[Component data from apps and pages]
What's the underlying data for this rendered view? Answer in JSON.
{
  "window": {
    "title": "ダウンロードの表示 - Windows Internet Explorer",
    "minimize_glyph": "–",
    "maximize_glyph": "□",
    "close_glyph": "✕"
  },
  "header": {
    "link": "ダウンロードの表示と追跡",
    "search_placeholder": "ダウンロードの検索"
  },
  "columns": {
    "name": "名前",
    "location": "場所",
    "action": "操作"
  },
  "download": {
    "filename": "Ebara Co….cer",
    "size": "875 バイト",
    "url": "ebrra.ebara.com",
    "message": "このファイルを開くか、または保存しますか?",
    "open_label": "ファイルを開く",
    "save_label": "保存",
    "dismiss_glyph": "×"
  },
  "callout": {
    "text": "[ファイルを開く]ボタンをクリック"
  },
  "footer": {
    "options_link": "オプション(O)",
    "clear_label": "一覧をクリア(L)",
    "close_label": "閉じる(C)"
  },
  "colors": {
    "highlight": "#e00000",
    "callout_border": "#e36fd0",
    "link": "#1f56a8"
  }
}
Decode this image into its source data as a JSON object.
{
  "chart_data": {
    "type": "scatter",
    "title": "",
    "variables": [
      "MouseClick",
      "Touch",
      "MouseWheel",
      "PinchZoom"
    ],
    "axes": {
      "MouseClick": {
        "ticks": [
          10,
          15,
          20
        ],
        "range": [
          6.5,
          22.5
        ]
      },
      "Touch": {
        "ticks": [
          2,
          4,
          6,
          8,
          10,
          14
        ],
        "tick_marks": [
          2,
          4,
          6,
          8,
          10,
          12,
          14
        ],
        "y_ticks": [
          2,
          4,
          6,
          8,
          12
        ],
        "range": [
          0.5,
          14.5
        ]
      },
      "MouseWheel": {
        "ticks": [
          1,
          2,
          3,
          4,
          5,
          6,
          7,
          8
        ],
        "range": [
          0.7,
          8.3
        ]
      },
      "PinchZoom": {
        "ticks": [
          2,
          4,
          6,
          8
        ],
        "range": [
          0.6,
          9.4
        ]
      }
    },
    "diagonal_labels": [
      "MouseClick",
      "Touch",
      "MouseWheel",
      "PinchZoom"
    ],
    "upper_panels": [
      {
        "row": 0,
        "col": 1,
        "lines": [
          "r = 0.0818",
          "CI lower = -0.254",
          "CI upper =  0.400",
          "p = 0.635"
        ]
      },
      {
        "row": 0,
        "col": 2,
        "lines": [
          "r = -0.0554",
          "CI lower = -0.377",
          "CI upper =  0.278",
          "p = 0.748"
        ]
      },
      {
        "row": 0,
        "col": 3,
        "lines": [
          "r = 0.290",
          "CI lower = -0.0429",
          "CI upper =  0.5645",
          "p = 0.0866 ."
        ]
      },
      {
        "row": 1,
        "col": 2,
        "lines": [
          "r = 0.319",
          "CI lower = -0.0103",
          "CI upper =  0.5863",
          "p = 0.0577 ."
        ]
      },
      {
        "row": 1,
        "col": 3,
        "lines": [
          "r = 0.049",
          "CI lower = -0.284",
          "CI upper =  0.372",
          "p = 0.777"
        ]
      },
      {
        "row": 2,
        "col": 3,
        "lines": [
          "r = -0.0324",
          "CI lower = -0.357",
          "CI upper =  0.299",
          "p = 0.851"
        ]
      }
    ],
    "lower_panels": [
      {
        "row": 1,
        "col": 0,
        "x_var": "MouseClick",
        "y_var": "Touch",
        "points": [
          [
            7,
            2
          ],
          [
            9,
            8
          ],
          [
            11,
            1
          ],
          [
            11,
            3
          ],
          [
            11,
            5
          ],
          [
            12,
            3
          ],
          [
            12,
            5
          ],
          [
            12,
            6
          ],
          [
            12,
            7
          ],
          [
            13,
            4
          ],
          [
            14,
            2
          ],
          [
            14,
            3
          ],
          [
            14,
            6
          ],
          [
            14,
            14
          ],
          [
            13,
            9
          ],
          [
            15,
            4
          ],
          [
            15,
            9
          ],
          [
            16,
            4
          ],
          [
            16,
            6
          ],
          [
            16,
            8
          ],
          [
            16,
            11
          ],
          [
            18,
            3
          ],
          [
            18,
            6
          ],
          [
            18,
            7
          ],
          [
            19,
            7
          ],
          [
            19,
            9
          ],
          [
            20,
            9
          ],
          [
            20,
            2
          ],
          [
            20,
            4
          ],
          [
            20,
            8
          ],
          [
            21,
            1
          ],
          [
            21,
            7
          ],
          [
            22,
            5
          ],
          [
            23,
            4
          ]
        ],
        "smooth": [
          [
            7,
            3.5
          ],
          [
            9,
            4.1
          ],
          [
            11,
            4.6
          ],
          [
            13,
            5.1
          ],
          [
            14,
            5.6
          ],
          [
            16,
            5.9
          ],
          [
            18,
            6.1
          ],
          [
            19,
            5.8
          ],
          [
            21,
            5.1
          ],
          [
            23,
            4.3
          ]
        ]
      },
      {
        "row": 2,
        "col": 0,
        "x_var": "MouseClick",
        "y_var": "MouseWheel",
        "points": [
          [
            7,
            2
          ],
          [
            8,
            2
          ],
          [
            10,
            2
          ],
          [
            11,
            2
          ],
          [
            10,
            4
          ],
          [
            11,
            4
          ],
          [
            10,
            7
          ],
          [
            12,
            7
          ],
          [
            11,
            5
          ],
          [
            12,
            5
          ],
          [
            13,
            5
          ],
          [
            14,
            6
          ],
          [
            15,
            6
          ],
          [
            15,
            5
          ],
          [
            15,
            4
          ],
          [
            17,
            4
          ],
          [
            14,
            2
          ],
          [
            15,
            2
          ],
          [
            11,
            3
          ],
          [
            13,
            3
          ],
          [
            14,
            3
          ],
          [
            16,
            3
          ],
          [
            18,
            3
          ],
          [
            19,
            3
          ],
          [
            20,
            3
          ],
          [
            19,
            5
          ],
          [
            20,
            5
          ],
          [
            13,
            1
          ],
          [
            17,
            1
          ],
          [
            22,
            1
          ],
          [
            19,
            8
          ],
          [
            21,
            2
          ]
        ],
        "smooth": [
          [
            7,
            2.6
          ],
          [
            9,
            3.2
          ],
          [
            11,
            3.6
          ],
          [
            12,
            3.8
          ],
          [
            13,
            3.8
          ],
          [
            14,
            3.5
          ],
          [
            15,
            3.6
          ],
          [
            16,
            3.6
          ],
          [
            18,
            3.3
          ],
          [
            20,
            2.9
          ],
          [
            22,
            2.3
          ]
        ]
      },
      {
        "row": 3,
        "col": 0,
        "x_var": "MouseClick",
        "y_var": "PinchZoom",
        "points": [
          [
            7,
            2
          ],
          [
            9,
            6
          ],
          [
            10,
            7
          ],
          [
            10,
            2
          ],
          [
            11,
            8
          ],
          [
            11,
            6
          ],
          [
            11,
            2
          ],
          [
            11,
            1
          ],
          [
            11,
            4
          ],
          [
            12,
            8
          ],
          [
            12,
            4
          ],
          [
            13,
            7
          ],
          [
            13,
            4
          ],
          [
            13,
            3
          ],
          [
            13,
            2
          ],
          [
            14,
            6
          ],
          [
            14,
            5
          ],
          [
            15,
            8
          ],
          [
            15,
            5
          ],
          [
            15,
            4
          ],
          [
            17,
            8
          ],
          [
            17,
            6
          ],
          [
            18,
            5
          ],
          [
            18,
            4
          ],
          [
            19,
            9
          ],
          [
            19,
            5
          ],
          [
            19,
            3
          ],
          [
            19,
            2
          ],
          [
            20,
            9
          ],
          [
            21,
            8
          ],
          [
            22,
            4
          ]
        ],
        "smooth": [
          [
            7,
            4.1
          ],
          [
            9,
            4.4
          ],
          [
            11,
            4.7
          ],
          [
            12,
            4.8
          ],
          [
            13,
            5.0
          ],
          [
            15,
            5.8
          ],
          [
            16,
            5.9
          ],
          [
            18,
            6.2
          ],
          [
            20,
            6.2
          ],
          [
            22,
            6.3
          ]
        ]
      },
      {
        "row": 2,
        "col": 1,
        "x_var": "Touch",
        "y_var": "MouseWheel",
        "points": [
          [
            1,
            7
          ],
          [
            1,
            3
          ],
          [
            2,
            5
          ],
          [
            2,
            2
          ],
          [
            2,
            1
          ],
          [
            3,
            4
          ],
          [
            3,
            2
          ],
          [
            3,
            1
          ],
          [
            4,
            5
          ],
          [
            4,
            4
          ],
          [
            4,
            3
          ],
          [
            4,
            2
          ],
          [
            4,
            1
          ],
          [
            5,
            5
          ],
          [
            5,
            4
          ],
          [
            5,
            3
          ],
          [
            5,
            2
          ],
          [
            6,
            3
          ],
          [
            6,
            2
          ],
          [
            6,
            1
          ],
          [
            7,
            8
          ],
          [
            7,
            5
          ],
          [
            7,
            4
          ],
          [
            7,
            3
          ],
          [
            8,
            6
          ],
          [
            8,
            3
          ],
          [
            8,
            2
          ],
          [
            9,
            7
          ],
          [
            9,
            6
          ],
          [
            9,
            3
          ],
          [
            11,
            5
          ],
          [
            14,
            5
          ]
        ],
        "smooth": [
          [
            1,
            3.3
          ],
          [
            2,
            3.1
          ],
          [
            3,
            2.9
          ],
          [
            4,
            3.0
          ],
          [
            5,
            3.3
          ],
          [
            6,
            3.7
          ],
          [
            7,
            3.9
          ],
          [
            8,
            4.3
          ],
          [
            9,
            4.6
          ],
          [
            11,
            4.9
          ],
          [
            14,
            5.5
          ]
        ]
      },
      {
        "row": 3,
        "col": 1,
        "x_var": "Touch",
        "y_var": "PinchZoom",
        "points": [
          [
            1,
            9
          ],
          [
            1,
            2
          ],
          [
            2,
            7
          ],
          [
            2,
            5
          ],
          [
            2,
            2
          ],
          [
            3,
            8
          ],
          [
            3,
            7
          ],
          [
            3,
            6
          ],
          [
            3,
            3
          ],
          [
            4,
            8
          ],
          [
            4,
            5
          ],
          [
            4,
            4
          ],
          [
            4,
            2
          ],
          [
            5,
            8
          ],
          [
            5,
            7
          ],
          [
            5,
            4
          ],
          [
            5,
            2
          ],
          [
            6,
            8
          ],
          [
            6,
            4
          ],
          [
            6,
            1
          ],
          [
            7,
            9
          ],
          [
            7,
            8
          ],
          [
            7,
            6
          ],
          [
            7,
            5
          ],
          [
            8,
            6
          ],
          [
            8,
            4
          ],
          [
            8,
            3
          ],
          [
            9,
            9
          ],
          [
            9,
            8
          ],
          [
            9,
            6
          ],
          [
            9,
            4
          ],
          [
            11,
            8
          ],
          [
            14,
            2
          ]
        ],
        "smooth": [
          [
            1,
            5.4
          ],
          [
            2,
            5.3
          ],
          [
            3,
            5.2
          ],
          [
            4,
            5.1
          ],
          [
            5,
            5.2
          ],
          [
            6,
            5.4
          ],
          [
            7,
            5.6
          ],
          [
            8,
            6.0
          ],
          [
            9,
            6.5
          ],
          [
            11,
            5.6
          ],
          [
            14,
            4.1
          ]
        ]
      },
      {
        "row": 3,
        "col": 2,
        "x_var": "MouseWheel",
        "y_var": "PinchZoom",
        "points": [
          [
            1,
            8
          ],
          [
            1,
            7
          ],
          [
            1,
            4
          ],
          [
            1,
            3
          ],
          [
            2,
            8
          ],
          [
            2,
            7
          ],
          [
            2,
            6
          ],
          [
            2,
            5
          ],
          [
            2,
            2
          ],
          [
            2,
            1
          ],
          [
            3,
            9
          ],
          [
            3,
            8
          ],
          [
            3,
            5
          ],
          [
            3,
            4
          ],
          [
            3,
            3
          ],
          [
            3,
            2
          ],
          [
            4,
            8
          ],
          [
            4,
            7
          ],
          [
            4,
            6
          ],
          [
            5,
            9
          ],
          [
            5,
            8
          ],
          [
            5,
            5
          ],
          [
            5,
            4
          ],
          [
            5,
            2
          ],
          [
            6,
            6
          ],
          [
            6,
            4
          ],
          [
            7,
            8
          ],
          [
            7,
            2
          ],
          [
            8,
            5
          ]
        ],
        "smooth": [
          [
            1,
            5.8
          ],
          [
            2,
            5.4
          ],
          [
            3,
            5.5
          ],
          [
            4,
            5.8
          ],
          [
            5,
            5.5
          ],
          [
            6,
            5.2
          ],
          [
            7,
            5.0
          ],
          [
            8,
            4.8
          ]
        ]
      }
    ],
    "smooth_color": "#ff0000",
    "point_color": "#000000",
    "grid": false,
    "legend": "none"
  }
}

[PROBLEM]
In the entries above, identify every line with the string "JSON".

[RESPONSE TO THIS TASK]
What's the underlying data for this rendered view? Answer in JSON.
Decode this image into its source data as a JSON object.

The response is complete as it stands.